*** Opening of WORKING DATA ***
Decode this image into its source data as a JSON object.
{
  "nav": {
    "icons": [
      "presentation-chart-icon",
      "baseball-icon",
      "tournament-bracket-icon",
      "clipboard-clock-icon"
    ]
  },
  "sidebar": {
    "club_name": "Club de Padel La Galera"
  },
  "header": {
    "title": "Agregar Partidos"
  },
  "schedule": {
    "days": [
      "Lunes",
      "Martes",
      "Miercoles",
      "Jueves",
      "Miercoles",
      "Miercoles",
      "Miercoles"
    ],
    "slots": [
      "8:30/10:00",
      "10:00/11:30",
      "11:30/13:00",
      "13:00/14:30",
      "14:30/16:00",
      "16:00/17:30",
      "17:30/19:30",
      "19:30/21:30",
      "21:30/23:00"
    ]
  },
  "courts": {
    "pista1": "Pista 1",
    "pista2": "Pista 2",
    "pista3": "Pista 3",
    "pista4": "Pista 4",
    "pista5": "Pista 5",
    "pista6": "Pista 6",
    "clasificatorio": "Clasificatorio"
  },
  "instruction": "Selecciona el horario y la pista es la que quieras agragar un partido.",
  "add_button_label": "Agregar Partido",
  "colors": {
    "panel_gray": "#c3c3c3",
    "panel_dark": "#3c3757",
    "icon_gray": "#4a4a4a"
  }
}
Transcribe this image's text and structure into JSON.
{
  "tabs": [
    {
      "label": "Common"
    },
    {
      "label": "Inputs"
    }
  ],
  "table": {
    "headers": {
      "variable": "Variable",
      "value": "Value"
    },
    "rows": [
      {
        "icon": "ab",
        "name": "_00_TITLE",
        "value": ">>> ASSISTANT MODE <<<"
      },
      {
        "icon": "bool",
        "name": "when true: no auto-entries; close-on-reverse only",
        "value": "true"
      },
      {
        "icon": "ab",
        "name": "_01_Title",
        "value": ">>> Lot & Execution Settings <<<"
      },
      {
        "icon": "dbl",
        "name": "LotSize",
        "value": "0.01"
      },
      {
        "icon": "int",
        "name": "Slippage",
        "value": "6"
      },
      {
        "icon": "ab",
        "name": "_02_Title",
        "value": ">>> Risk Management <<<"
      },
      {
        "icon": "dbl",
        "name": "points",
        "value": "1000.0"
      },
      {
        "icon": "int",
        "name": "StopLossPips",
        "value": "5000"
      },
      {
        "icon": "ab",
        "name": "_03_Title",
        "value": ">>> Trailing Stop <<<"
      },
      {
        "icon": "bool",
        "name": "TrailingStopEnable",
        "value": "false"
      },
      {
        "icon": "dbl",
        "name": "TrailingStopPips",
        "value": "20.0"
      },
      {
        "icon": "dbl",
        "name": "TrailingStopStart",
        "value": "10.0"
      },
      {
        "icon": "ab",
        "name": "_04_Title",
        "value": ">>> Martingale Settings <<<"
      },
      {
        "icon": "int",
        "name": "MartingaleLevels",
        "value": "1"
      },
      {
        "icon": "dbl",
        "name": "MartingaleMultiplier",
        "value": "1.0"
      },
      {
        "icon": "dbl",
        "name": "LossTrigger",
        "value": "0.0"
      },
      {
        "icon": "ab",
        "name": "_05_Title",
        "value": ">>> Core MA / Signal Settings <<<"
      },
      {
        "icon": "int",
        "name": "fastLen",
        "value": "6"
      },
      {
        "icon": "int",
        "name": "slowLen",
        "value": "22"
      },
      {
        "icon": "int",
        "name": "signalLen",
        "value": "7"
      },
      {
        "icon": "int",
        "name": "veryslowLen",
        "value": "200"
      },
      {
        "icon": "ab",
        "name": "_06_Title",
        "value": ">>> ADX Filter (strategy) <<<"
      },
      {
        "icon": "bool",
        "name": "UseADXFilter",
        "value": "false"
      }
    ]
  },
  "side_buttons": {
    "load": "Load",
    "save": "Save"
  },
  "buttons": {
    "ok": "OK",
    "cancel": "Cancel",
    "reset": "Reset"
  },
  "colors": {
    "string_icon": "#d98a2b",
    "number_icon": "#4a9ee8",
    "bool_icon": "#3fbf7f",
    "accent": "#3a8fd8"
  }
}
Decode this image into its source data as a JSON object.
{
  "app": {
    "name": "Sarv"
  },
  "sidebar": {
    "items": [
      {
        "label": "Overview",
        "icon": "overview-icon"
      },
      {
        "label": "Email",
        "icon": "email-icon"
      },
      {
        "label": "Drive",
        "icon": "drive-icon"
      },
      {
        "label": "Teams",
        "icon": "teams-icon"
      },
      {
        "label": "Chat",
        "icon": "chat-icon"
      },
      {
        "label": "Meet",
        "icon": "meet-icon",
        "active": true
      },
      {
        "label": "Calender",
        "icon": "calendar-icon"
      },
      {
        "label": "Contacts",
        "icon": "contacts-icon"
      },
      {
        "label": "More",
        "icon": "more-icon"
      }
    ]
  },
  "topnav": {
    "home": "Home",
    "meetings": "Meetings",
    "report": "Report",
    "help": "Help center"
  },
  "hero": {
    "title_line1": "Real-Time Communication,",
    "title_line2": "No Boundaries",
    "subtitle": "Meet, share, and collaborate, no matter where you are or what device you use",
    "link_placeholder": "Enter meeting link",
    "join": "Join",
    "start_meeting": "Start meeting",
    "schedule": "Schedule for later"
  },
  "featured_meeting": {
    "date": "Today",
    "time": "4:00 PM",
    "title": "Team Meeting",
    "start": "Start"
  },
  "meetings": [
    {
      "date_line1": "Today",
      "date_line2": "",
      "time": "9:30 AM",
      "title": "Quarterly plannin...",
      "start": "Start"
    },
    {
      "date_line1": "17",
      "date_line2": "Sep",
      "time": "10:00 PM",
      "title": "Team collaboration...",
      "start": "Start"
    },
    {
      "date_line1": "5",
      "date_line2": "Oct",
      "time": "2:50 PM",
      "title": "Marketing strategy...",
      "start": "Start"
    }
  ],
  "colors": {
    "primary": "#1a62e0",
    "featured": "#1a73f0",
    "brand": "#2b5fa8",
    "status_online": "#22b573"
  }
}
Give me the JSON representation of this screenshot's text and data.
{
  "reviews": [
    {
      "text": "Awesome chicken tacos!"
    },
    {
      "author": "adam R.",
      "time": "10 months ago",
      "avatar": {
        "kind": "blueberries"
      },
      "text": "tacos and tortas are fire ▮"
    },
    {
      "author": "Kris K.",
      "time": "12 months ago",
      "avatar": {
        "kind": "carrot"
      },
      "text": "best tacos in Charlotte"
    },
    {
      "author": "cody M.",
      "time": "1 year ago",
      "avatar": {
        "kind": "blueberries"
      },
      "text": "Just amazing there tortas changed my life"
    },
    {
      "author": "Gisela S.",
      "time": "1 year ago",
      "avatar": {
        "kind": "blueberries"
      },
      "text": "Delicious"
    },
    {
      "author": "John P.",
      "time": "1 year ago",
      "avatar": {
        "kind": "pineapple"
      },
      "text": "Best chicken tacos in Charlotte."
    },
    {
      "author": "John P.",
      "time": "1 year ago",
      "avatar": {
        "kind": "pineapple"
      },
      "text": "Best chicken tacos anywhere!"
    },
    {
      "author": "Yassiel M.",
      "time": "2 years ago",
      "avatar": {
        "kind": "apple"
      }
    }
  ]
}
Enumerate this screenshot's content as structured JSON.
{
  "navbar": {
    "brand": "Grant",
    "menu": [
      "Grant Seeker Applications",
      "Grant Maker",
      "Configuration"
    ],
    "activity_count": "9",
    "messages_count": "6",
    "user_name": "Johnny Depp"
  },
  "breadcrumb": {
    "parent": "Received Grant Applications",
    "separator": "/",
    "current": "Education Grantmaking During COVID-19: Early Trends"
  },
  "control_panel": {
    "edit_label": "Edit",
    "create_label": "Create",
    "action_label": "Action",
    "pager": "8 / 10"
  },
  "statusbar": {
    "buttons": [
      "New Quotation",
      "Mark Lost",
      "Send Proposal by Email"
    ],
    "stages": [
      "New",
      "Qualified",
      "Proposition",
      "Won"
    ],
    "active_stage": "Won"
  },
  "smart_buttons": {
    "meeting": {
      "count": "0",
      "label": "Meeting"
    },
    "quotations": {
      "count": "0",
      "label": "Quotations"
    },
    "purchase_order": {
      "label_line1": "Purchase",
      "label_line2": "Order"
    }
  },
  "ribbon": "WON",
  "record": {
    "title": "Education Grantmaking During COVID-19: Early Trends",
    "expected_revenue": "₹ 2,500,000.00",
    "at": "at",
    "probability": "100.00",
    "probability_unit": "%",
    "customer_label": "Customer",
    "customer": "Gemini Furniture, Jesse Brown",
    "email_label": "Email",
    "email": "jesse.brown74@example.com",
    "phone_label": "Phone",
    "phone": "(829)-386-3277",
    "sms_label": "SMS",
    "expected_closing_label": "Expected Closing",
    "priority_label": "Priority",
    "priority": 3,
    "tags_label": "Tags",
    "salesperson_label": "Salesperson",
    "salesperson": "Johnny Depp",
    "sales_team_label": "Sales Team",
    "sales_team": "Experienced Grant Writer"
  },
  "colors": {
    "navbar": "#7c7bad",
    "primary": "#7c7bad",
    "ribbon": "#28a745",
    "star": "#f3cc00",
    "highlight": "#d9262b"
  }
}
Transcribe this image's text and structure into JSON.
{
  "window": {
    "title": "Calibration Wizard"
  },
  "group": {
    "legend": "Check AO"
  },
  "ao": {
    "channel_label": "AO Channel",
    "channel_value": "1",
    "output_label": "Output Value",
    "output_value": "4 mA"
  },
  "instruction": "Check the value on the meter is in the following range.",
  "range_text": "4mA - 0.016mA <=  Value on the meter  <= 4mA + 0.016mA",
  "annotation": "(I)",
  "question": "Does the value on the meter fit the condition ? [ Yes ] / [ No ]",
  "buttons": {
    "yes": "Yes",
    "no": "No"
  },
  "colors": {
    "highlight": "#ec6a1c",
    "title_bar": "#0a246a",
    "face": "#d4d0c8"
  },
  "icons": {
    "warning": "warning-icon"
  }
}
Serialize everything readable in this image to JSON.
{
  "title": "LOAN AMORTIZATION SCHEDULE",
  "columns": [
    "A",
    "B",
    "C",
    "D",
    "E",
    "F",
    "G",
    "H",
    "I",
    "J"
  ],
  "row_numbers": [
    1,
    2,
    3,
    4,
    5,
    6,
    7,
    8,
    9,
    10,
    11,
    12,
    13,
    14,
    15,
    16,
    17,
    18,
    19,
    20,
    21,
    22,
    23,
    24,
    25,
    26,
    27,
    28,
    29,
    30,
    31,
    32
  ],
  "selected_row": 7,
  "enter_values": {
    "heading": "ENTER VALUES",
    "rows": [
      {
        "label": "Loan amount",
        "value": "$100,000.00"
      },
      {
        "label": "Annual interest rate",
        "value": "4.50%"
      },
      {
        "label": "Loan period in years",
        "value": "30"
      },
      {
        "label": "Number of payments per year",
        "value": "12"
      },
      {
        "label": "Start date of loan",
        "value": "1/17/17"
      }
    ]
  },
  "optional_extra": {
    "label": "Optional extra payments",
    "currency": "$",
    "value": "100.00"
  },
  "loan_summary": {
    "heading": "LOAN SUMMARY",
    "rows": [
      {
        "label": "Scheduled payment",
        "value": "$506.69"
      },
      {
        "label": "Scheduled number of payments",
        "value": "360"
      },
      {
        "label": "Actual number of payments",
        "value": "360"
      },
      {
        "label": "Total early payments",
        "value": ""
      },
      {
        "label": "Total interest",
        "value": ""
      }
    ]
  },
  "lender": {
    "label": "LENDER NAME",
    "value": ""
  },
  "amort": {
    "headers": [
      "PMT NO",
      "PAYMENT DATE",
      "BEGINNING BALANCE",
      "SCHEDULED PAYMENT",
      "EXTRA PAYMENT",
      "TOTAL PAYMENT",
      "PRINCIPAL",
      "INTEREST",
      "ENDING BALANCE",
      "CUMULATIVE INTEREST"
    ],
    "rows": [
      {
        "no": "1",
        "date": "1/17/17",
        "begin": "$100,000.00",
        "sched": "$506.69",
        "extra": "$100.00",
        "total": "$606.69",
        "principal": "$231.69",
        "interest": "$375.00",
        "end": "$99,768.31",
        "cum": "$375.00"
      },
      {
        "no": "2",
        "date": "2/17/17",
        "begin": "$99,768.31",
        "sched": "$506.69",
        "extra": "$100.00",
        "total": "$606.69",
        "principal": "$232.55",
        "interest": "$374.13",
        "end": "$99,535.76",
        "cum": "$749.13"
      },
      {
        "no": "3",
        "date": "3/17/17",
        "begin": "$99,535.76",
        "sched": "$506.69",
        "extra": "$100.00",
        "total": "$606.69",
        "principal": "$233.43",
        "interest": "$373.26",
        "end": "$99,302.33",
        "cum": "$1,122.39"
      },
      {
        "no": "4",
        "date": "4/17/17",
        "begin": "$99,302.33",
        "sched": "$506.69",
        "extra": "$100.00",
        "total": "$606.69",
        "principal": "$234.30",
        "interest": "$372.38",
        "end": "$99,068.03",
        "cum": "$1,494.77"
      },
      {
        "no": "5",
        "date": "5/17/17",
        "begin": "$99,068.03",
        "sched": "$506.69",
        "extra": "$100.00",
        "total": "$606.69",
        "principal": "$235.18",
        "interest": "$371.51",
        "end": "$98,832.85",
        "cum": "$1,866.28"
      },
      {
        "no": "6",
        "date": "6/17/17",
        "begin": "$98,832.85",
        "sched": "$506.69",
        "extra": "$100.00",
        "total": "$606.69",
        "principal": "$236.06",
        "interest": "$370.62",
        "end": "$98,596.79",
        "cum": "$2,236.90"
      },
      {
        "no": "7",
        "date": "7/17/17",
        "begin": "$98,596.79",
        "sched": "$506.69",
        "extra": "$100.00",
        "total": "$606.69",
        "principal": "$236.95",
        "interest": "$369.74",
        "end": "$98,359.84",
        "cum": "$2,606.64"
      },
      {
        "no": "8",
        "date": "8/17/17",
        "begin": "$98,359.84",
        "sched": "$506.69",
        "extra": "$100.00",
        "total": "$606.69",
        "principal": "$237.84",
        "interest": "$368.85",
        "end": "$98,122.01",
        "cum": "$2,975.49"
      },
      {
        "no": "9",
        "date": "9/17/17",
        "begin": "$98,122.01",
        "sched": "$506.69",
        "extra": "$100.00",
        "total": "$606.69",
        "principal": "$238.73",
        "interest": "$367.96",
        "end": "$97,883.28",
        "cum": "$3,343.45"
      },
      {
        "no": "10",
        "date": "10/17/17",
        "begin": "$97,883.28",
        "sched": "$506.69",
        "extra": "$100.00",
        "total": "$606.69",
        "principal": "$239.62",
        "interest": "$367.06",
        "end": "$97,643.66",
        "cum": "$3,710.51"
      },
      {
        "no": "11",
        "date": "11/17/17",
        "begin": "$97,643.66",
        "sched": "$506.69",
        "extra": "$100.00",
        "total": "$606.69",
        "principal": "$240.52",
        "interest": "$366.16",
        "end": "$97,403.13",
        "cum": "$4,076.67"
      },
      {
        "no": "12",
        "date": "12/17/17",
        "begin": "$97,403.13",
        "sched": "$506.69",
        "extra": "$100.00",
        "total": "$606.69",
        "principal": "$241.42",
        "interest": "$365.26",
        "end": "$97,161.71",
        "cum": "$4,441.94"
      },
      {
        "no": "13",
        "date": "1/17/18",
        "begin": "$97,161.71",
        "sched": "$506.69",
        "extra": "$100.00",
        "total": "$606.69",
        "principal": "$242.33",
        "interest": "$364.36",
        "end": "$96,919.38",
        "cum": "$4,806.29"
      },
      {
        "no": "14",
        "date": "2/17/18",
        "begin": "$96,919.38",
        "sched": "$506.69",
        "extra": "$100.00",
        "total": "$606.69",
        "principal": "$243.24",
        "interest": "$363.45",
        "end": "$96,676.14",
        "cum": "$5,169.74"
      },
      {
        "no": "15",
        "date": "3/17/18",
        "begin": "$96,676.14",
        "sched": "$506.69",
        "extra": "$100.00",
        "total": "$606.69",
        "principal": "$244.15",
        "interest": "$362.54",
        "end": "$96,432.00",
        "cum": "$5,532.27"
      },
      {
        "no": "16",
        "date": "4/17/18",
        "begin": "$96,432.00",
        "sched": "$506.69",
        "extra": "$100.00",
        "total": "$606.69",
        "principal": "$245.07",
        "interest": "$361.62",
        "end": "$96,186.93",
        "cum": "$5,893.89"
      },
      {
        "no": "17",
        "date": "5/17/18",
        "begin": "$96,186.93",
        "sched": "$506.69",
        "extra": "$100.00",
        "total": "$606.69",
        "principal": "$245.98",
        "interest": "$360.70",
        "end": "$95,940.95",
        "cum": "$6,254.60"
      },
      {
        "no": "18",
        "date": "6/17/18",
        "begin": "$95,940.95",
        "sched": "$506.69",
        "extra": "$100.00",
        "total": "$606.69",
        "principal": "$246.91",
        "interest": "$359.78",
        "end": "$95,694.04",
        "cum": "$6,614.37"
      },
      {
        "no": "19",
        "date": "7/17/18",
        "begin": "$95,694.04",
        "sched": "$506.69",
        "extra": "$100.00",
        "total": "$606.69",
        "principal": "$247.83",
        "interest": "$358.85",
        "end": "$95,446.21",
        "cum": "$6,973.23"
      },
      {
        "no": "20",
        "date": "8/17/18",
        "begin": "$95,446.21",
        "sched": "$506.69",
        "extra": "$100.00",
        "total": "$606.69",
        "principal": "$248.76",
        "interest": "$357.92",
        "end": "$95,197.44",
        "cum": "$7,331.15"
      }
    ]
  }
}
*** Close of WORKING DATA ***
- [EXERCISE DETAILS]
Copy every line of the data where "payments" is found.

- [THE COMPLETED TASK]
        "label": "Number of payments per year",
    "label": "Optional extra payments",
        "label": "Scheduled number of payments",
        "label": "Actual number of payments",
        "label": "Total early payments",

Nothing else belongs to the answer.